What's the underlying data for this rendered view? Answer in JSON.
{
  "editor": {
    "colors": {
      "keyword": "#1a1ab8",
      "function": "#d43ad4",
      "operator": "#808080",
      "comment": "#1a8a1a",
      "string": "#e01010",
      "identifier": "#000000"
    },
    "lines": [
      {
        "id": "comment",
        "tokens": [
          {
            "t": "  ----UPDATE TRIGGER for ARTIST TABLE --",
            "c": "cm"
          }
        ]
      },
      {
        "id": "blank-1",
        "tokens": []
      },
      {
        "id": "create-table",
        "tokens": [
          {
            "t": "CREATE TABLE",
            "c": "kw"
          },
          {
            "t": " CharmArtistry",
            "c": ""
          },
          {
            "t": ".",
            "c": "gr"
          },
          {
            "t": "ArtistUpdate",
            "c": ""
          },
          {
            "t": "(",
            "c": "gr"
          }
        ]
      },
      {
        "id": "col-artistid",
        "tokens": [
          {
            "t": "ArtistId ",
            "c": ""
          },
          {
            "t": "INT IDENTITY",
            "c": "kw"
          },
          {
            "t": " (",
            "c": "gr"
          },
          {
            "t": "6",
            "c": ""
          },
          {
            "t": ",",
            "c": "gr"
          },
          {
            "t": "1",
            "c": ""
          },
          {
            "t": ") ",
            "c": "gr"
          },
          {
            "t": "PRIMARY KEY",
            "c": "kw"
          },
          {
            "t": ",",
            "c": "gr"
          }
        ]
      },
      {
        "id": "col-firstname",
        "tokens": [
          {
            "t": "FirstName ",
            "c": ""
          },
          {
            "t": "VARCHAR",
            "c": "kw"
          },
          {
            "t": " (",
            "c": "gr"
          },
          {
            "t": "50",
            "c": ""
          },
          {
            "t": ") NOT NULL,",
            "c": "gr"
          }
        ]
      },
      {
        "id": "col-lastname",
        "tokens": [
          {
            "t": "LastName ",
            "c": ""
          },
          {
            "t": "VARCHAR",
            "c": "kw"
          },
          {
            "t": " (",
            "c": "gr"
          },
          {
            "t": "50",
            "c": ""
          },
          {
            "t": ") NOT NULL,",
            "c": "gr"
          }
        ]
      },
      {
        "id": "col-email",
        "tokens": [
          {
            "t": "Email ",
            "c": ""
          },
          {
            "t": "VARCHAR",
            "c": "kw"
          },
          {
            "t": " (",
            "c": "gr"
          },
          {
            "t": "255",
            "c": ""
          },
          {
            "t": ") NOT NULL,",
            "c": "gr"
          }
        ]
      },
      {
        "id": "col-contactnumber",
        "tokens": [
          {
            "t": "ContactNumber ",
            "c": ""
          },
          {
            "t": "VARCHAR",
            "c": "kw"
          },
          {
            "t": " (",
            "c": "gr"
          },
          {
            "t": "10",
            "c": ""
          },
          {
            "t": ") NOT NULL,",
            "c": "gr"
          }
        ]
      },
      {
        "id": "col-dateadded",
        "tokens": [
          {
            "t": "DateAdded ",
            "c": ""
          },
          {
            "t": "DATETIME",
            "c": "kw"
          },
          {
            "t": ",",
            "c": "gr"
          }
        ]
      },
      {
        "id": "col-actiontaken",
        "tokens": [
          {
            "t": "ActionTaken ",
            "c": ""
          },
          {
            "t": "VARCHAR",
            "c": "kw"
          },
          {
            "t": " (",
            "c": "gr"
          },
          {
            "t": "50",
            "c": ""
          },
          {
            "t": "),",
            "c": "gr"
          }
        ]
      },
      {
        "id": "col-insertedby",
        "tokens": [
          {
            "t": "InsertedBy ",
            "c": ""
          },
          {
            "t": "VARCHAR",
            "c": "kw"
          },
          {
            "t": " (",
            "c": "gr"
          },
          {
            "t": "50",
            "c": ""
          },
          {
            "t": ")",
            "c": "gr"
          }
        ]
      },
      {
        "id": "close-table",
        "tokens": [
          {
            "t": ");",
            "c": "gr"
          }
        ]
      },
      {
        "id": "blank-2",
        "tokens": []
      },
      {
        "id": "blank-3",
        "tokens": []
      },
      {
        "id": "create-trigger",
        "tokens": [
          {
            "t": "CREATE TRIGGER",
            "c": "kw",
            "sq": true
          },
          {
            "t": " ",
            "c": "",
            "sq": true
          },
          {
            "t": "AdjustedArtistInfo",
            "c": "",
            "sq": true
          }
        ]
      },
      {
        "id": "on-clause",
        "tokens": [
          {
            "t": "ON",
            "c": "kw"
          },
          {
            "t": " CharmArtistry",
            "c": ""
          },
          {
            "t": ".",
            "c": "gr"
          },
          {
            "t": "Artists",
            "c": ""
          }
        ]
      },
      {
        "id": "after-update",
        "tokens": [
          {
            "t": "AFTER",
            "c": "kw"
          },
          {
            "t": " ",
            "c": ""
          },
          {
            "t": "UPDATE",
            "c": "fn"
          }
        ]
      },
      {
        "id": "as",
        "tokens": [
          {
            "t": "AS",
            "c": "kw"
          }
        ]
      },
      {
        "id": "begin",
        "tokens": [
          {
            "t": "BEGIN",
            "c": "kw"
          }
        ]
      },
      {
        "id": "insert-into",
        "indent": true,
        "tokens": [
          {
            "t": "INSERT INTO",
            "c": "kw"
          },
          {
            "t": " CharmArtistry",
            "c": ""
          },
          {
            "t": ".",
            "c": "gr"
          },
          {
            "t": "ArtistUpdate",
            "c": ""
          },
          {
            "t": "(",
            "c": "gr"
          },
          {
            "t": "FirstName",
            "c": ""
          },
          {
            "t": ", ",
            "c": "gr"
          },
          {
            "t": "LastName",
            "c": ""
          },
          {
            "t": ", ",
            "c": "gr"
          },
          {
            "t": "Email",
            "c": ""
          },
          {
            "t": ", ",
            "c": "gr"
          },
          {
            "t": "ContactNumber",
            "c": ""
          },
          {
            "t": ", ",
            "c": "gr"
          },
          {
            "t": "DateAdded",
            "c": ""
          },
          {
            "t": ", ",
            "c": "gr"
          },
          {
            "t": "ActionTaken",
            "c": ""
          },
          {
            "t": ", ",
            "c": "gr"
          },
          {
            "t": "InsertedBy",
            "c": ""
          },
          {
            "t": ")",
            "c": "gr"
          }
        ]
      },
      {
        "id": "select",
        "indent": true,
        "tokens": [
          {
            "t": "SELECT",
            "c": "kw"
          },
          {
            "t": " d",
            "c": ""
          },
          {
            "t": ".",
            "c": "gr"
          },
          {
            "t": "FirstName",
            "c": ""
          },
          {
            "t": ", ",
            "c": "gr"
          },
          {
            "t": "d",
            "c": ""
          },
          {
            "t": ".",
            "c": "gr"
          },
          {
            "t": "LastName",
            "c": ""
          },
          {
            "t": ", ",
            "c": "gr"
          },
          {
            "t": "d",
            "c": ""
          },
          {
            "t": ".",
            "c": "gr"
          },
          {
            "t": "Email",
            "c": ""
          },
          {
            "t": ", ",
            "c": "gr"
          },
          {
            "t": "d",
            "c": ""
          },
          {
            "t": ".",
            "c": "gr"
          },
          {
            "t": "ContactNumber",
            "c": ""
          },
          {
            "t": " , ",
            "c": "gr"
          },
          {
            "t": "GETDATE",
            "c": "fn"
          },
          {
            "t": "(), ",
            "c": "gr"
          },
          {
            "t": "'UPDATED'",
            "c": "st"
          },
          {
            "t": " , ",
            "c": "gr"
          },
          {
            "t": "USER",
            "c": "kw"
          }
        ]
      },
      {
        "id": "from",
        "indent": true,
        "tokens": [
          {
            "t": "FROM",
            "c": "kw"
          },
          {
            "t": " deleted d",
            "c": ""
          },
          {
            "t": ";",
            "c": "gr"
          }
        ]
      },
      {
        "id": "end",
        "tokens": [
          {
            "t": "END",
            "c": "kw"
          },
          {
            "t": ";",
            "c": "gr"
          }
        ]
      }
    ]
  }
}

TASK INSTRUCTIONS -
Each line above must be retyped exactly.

TASK OUTPUT -
What's the underlying data for this rendered view? Answer in JSON.
{
  "editor": {
    "colors": {
      "keyword": "#1a1ab8",
      "function": "#d43ad4",
      "operator": "#808080",
      "comment": "#1a8a1a",
      "string": "#e01010",
      "identifier": "#000000"
    },
    "lines": [
      {
        "id": "comment",
        "tokens": [
          {
            "t": "  ----UPDATE TRIGGER for ARTIST TABLE --",
            "c": "cm"
          }
        ]
      },
      {
        "id": "blank-1",
        "tokens": []
      },
      {
        "id": "create-table",
        "tokens": [
          {
            "t": "CREATE TABLE",
            "c": "kw"
          },
          {
            "t": " CharmArtistry",
            "c": ""
          },
          {
            "t": ".",
            "c": "gr"
          },
          {
            "t": "ArtistUpdate",
            "c": ""
          },
          {
            "t": "(",
            "c": "gr"
          }
        ]
      },
      {
        "id": "col-artistid",
        "tokens": [
          {
            "t": "ArtistId ",
            "c": ""
          },
          {
            "t": "INT IDENTITY",
            "c": "kw"
          },
          {
            "t": " (",
            "c": "gr"
          },
          {
            "t": "6",
            "c": ""
          },
          {
            "t": ",",
            "c": "gr"
          },
          {
            "t": "1",
            "c": ""
          },
          {
            "t": ") ",
            "c": "gr"
          },
          {
            "t": "PRIMARY KEY",
            "c": "kw"
          },
          {
            "t": ",",
            "c": "gr"
          }
        ]
      },
      {
        "id": "col-firstname",
        "tokens": [
          {
            "t": "FirstName ",
            "c": ""
          },
          {
            "t": "VARCHAR",
            "c": "kw"
          },
          {
            "t": " (",
            "c": "gr"
          },
          {
            "t": "50",
            "c": ""
          },
          {
            "t": ") NOT NULL,",
            "c": "gr"
          }
        ]
      },
      {
        "id": "col-lastname",
        "tokens": [
          {
            "t": "LastName ",
            "c": ""
          },
          {
            "t": "VARCHAR",
            "c": "kw"
          },
          {
            "t": " (",
            "c": "gr"
          },
          {
            "t": "50",
            "c": ""
          },
          {
            "t": ") NOT NULL,",
            "c": "gr"
          }
        ]
      },
      {
        "id": "col-email",
        "tokens": [
          {
            "t": "Email ",
            "c": ""
          },
          {
            "t": "VARCHAR",
            "c": "kw"
          },
          {
            "t": " (",
            "c": "gr"
          },
          {
            "t": "255",
            "c": ""
          },
          {
            "t": ") NOT NULL,",
            "c": "gr"
          }
        ]
      },
      {
        "id": "col-contactnumber",
        "tokens": [
          {
            "t": "ContactNumber ",
            "c": ""
          },
          {
            "t": "VARCHAR",
            "c": "kw"
          },
          {
            "t": " (",
            "c": "gr"
          },
          {
            "t": "10",
            "c": ""
          },
          {
            "t": ") NOT NULL,",
            "c": "gr"
          }
        ]
      },
      {
        "id": "col-dateadded",
        "tokens": [
          {
            "t": "DateAdded ",
            "c": ""
          },
          {
            "t": "DATETIME",
            "c": "kw"
          },
          {
            "t": ",",
            "c": "gr"
          }
        ]
      },
      {
        "id": "col-actiontaken",
        "tokens": [
          {
            "t": "ActionTaken ",
            "c": ""
          },
          {
            "t": "VARCHAR",
            "c": "kw"
          },
          {
            "t": " (",
            "c": "gr"
          },
          {
            "t": "50",
            "c": ""
          },
          {
            "t": "),",
            "c": "gr"
          }
        ]
      },
      {
        "id": "col-insertedby",
        "tokens": [
          {
            "t": "InsertedBy ",
            "c": ""
          },
          {
            "t": "VARCHAR",
            "c": "kw"
          },
          {
            "t": " (",
            "c": "gr"
          },
          {
            "t": "50",
            "c": ""
          },
          {
            "t": ")",
            "c": "gr"
          }
        ]
      },
      {
        "id": "close-table",
        "tokens": [
          {
            "t": ");",
            "c": "gr"
          }
        ]
      },
      {
        "id": "blank-2",
        "tokens": []
      },
      {
        "id": "blank-3",
        "tokens": []
      },
      {
        "id": "create-trigger",
        "tokens": [
          {
            "t": "CREATE TRIGGER",
            "c": "kw",
            "sq": true
          },
          {
            "t": " ",
            "c": "",
            "sq": true
          },
          {
            "t": "AdjustedArtistInfo",
            "c": "",
            "sq": true
          }
        ]
      },
      {
        "id": "on-clause",
        "tokens": [
          {
            "t": "ON",
            "c": "kw"
          },
          {
            "t": " CharmArtistry",
            "c": ""
          },
          {
            "t": ".",
            "c": "gr"
          },
          {
            "t": "Artists",
            "c": ""
          }
        ]
      },
      {
        "id": "after-update",
        "tokens": [
          {
            "t": "AFTER",
            "c": "kw"
          },
          {
            "t": " ",
            "c": ""
          },
          {
            "t": "UPDATE",
            "c": "fn"
          }
        ]
      },
      {
        "id": "as",
        "tokens": [
          {
            "t": "AS",
            "c": "kw"
          }
        ]
      },
      {
        "id": "begin",
        "tokens": [
          {
            "t": "BEGIN",
            "c": "kw"
          }
        ]
      },
      {
        "id": "insert-into",
        "indent": true,
        "tokens": [
          {
            "t": "INSERT INTO",
            "c": "kw"
          },
          {
            "t": " CharmArtistry",
            "c": ""
          },
          {
            "t": ".",
            "c": "gr"
          },
          {
            "t": "ArtistUpdate",
            "c": ""
          },
          {
            "t": "(",
            "c": "gr"
          },
          {
            "t": "FirstName",
            "c": ""
          },
          {
            "t": ", ",
            "c": "gr"
          },
          {
            "t": "LastName",
            "c": ""
          },
          {
            "t": ", ",
            "c": "gr"
          },
          {
            "t": "Email",
            "c": ""
          },
          {
            "t": ", ",
            "c": "gr"
          },
          {
            "t": "ContactNumber",
            "c": ""
          },
          {
            "t": ", ",
            "c": "gr"
          },
          {
            "t": "DateAdded",
            "c": ""
          },
          {
            "t": ", ",
            "c": "gr"
          },
          {
            "t": "ActionTaken",
            "c": ""
          },
          {
            "t": ", ",
            "c": "gr"
          },
          {
            "t": "InsertedBy",
            "c": ""
          },
          {
            "t": ")",
            "c": "gr"
          }
        ]
      },
      {
        "id": "select",
        "indent": true,
        "tokens": [
          {
            "t": "SELECT",
            "c": "kw"
          },
          {
            "t": " d",
            "c": ""
          },
          {
            "t": ".",
            "c": "gr"
          },
          {
            "t": "FirstName",
            "c": ""
          },
          {
            "t": ", ",
            "c": "gr"
          },
          {
            "t": "d",
            "c": ""
          },
          {
            "t": ".",
            "c": "gr"
          },
          {
            "t": "LastName",
            "c": ""
          },
          {
            "t": ", ",
            "c": "gr"
          },
          {
            "t": "d",
            "c": ""
          },
          {
            "t": ".",
            "c": "gr"
          },
          {
            "t": "Email",
            "c": ""
          },
          {
            "t": ", ",
            "c": "gr"
          },
          {
            "t": "d",
            "c": ""
          },
          {
            "t": ".",
            "c": "gr"
          },
          {
            "t": "ContactNumber",
            "c": ""
          },
          {
            "t": " , ",
            "c": "gr"
          },
          {
            "t": "GETDATE",
            "c": "fn"
          },
          {
            "t": "(), ",
            "c": "gr"
          },
          {
            "t": "'UPDATED'",
            "c": "st"
          },
          {
            "t": " , ",
            "c": "gr"
          },
          {
            "t": "USER",
            "c": "kw"
          }
        ]
      },
      {
        "id": "from",
        "indent": true,
        "tokens": [
          {
            "t": "FROM",
            "c": "kw"
          },
          {
            "t": " deleted d",
            "c": ""
          },
          {
            "t": ";",
            "c": "gr"
          }
        ]
      },
      {
        "id": "end",
        "tokens": [
          {
            "t": "END",
            "c": "kw"
          },
          {
            "t": ";",
            "c": "gr"
          }
        ]
      }
    ]
  }
}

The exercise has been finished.